Tom Service

Tom Service
Research Assistant, Center for Occupational Research and Testing
Department: Exercise Science, Physical and Health Education
Area of expertise

Kinesiology, Occupational Exercise Physiology, Applied Thermal Physiology, Stress Physiology, Firefighter Health


What would you like others to know about you?  

I am extremely fortunate to have been born and raised on the traditional lands of the W̱SÁNEĆ peoples on the Saanich Peninsula. Having strong ties to my community through various sports growing up, I joined my local fire department in 2013. An educational presentation on the stress of firefighting from my current supervisor, Dr. Stuart-Hill, back in 2016 captured my interest in occupational physiology. What began as a directed studies at the end of my BSc has progressed to my current status as a PhD candidate studying occupational stress and exercise physiology. This has allowed me to intertwine my research and personal interests/hobbies while working to optimize knowledge translation of physiological issues encountered in the fire service.

What do you hope to accomplish during your time at UVic doing graduate studies?

Through my graduate studies, I have presented at multiple conferences for the American College of Sports Medicine, although in my opinion, my greatest feats so far have been in knowledge transfer to the occupational populations I research.

I am working on developing operational guidelines for managing and mitigating heat strain on the fire ground, and appeared on a firefighter health and wellness podcast to discuss the importance of sleep among firefighters. My current work on firefighter heat strain and the testing of a novel approach to mitigate the inflammatory responses to heat strain is graciously supported by a WorkSafeBC Doctoral Research Training Award. The primary goal of this is to blunt the flux of inflammatory markers in the body with the overarching goal of reducing inflammatory-related diseases like cardiovascular disease.

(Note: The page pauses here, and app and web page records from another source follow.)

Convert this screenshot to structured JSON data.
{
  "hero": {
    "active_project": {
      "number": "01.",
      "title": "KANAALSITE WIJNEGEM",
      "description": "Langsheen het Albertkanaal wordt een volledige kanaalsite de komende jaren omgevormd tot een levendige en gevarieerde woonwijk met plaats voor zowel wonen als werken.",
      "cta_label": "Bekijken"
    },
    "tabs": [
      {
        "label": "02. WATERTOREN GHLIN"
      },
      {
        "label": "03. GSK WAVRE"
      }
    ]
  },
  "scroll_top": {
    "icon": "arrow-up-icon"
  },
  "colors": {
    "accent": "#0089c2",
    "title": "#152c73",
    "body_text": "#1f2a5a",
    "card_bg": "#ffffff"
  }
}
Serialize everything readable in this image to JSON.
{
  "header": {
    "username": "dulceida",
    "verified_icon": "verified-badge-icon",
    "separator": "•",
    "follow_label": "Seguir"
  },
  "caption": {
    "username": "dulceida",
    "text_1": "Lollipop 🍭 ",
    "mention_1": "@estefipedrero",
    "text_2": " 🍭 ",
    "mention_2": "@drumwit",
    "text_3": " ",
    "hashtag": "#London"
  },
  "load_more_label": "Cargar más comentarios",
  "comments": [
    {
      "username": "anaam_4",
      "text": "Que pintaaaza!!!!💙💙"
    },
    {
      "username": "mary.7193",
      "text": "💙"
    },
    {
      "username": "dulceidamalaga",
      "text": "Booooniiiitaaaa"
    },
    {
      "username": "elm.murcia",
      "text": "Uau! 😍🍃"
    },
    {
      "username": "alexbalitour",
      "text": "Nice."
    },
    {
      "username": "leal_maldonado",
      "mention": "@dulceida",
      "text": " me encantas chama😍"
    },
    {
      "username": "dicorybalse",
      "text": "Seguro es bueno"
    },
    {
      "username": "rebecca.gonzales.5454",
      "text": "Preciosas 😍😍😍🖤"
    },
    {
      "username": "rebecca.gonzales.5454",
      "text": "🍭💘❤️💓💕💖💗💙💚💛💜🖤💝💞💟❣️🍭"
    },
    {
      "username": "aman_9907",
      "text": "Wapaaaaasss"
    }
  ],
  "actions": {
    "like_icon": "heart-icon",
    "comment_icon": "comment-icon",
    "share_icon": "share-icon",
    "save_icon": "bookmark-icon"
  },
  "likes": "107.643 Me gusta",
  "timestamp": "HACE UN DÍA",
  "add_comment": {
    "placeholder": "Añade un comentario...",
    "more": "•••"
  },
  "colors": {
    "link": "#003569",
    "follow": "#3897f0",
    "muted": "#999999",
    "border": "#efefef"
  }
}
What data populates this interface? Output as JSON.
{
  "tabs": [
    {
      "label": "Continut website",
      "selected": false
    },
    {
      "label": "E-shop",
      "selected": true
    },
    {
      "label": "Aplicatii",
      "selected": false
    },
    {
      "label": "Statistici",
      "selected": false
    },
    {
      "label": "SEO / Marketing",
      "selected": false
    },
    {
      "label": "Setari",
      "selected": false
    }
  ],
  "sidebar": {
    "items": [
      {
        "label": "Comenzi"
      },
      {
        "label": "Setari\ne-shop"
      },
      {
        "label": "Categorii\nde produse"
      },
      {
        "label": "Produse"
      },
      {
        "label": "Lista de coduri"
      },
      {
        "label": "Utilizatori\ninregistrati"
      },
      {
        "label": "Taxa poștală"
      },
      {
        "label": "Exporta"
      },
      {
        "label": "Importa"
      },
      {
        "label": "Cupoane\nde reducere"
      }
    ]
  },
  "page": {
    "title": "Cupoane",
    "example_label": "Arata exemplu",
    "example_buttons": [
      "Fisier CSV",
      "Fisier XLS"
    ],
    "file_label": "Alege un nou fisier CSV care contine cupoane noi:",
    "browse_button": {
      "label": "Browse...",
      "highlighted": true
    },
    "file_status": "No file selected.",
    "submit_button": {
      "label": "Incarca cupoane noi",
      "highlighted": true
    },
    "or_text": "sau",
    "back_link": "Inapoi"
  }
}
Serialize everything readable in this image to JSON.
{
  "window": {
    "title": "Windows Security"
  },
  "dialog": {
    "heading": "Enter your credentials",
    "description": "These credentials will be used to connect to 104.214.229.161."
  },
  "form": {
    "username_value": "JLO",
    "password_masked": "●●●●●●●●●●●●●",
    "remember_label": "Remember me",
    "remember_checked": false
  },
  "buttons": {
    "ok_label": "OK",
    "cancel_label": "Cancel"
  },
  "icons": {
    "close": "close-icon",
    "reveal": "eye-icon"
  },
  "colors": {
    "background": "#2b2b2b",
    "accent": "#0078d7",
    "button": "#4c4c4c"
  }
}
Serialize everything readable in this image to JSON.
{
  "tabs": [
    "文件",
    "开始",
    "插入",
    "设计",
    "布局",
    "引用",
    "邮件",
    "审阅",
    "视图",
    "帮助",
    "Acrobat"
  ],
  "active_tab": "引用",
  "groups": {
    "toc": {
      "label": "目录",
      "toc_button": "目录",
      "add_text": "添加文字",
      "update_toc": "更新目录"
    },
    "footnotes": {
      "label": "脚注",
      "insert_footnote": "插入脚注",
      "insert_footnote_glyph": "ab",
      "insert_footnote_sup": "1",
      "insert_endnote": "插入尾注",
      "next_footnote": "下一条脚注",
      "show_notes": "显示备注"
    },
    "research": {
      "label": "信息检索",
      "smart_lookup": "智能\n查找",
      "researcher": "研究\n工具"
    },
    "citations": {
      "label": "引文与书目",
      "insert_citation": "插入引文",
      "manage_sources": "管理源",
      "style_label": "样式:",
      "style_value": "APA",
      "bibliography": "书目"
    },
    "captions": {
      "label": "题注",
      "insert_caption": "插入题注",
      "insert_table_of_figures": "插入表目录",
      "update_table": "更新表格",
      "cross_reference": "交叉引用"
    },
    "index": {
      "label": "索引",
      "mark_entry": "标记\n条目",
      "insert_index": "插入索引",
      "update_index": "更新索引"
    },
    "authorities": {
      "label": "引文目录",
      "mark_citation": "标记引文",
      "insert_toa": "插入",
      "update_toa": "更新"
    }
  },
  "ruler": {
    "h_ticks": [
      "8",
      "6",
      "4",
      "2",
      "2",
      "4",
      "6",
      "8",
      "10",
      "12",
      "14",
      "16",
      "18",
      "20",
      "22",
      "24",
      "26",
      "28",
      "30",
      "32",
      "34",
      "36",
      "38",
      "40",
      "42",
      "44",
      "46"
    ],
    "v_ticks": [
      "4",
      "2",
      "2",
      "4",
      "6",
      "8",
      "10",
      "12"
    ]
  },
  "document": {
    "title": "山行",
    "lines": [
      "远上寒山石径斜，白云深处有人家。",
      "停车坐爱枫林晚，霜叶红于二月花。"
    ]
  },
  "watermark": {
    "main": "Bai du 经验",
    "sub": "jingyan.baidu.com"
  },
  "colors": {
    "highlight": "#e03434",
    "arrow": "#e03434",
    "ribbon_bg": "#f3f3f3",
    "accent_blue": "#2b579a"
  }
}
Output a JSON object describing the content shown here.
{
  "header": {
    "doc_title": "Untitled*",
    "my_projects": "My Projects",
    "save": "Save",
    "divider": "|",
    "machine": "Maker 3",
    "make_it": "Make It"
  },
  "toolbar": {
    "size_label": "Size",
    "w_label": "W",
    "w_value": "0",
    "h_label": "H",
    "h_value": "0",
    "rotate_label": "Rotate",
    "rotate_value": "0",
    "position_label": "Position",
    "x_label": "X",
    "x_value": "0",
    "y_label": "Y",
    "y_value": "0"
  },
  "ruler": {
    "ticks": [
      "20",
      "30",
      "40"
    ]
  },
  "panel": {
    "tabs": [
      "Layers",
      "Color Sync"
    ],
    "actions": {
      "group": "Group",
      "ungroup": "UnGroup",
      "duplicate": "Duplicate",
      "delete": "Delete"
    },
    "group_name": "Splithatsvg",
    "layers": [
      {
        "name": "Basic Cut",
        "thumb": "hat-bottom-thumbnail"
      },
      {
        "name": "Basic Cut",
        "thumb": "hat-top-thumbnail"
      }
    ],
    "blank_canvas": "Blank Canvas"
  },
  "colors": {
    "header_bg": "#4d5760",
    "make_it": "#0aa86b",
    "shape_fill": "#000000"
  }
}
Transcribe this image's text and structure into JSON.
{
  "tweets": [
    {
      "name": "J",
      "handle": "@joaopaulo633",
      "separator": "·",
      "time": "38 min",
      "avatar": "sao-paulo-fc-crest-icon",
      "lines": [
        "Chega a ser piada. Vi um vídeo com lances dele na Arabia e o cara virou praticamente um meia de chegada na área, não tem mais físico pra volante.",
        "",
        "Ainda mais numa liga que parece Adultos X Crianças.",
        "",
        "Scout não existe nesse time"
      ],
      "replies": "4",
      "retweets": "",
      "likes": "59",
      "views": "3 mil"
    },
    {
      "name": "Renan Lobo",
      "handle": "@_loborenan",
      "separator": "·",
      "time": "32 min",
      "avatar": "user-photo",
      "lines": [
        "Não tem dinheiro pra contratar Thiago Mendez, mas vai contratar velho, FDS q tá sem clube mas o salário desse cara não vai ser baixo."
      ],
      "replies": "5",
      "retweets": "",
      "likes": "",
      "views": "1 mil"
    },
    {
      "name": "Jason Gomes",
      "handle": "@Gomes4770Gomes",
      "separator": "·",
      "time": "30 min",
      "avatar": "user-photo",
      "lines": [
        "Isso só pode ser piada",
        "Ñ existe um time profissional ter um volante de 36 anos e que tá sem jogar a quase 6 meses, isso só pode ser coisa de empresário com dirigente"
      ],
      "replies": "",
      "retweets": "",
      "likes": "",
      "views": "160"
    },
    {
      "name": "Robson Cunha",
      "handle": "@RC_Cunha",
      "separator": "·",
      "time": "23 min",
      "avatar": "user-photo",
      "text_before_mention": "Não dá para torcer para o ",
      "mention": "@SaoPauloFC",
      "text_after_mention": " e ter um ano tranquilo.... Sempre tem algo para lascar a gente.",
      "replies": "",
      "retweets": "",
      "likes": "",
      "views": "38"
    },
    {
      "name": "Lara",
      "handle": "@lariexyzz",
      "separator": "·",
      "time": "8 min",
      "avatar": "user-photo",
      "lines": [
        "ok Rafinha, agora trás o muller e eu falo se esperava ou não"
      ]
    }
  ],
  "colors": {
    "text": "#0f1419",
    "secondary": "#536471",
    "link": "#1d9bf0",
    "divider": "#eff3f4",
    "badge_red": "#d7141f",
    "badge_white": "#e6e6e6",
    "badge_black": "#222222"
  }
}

A further interest of mine is investigating the impact of Incident Commander (IC) roles, and how certain training programs can relieve physiological and cognitive strain on the IC, resulting in a safer work environment, and healthier IC.